Today, opera is the sole part of Vivaldi's output that suffers from neglect. This is somewhat surprising, given the determination to rescue every facet of his music from obscurity. Prejudice against his operatic work has a long history, however. Tartini claimed that Vivaldi, despite wanting the same success as a vocal composer that he enjoyed as an instrumental one, 'always got himself hissed' for his efforts in this sphere. But we should be on our guard. After all, Vivaldi's sacred vocal works represent some of his most inspired compositions. Might not the same be true of at least some of the operas?

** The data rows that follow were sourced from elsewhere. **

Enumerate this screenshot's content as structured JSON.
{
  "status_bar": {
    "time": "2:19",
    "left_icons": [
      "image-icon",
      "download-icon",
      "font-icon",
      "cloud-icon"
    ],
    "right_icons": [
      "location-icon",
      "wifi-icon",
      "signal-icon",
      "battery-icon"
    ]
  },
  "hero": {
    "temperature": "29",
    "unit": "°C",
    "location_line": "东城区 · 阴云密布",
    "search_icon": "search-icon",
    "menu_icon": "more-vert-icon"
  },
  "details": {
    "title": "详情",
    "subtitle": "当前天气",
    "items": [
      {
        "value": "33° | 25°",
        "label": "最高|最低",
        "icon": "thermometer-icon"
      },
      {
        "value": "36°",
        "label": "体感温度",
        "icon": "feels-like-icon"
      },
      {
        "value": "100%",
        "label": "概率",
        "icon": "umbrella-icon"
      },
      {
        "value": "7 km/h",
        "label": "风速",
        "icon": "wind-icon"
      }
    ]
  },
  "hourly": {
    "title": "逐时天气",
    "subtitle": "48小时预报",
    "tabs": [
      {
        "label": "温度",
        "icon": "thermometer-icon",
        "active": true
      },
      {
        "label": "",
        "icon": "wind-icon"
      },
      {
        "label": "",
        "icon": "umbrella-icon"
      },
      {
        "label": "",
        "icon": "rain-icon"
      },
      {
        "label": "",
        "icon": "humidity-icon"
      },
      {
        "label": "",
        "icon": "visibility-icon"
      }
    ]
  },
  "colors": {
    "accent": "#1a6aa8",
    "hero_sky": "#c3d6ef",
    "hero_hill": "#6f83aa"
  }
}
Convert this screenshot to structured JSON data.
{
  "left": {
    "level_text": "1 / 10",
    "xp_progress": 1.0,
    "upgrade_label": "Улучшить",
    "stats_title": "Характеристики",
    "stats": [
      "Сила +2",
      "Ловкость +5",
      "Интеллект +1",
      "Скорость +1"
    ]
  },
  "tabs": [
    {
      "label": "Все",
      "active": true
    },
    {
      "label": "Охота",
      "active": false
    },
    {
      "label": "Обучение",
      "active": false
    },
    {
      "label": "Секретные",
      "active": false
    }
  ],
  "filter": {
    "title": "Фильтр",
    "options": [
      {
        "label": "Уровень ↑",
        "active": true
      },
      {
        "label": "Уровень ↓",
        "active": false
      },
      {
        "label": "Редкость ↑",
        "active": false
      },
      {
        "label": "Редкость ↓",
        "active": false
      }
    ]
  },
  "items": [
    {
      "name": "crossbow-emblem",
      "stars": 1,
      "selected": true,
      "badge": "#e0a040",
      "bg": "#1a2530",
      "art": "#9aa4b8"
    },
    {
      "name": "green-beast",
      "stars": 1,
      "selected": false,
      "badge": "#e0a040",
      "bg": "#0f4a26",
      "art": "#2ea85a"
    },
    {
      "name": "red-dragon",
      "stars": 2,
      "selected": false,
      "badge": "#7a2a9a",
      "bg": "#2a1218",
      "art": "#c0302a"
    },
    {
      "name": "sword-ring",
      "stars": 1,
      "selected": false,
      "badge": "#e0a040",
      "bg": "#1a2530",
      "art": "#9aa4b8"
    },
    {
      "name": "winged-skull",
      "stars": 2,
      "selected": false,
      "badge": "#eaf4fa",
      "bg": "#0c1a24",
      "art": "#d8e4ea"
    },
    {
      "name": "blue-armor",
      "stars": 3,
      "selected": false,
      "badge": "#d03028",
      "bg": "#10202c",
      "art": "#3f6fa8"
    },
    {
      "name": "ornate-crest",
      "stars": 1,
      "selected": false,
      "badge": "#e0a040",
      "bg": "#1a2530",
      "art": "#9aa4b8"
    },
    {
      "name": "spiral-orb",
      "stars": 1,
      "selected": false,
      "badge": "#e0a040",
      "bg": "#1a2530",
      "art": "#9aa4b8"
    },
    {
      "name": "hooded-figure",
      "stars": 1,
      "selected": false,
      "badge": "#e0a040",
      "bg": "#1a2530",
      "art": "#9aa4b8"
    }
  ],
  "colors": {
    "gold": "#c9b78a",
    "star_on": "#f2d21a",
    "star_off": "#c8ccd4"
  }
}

In the case of Tito Manlio this would certainly seem to be the case. It is an opera in which the writing is sustained at a consistently high level with a constant succession of numbers showing invention, contrast and interest. The work it resembles most closely, perhaps, is not another opera but the highly distinguished oratorio Juditha Triumphans, written only three years earlier. It shares the same lavish range of instrumentation, thematic material (the closing numbers of both works have more than a little in common) and consistency of quality. Tito Manlio was written for the Mantuan carnival of 1719 - during the early period of Vivaldi's opera writing, in other words. These early operas have been described as 'orchestra-dominated' by Michael Talbot. Melodies are profuse and attractive, and solists and ensemble are at least as prominent as vocalists. Those who know the orchestral works well will recognise elements from them, sometimes whole movements (eg the Concerto funebre). Such self-borrowing is hardly surprising - Vivaldi reputedly had only five days to write the complete score!
The Accademia Bizantina make the most of all the opportunities given to them with several accomplished solo passages. Their playing is committed and inspired enough to bring out Vivaldi's trademark polychromy. Two other things are worth mentioning. First, the imagination found in other Naïve releases also features here. In particular, the recitatives are considerably enlivened by the contributions of plucked instruments and bass strings. (Harpsichord-only recitatives can be very wearisome over nearly three hours.) And, as already noted, there is plenty of variety to be found in the instrumentation of the arias themselves, with cello, viola d'amore, flute and piccolo all playing important and memorable roles. Second, although the Naïve label isn't an especially budget one, Amazon's digital download is heavily discounted and represents fine value. All in all, those wanting to sample Vivaldian opera could do very much worse than to start right here.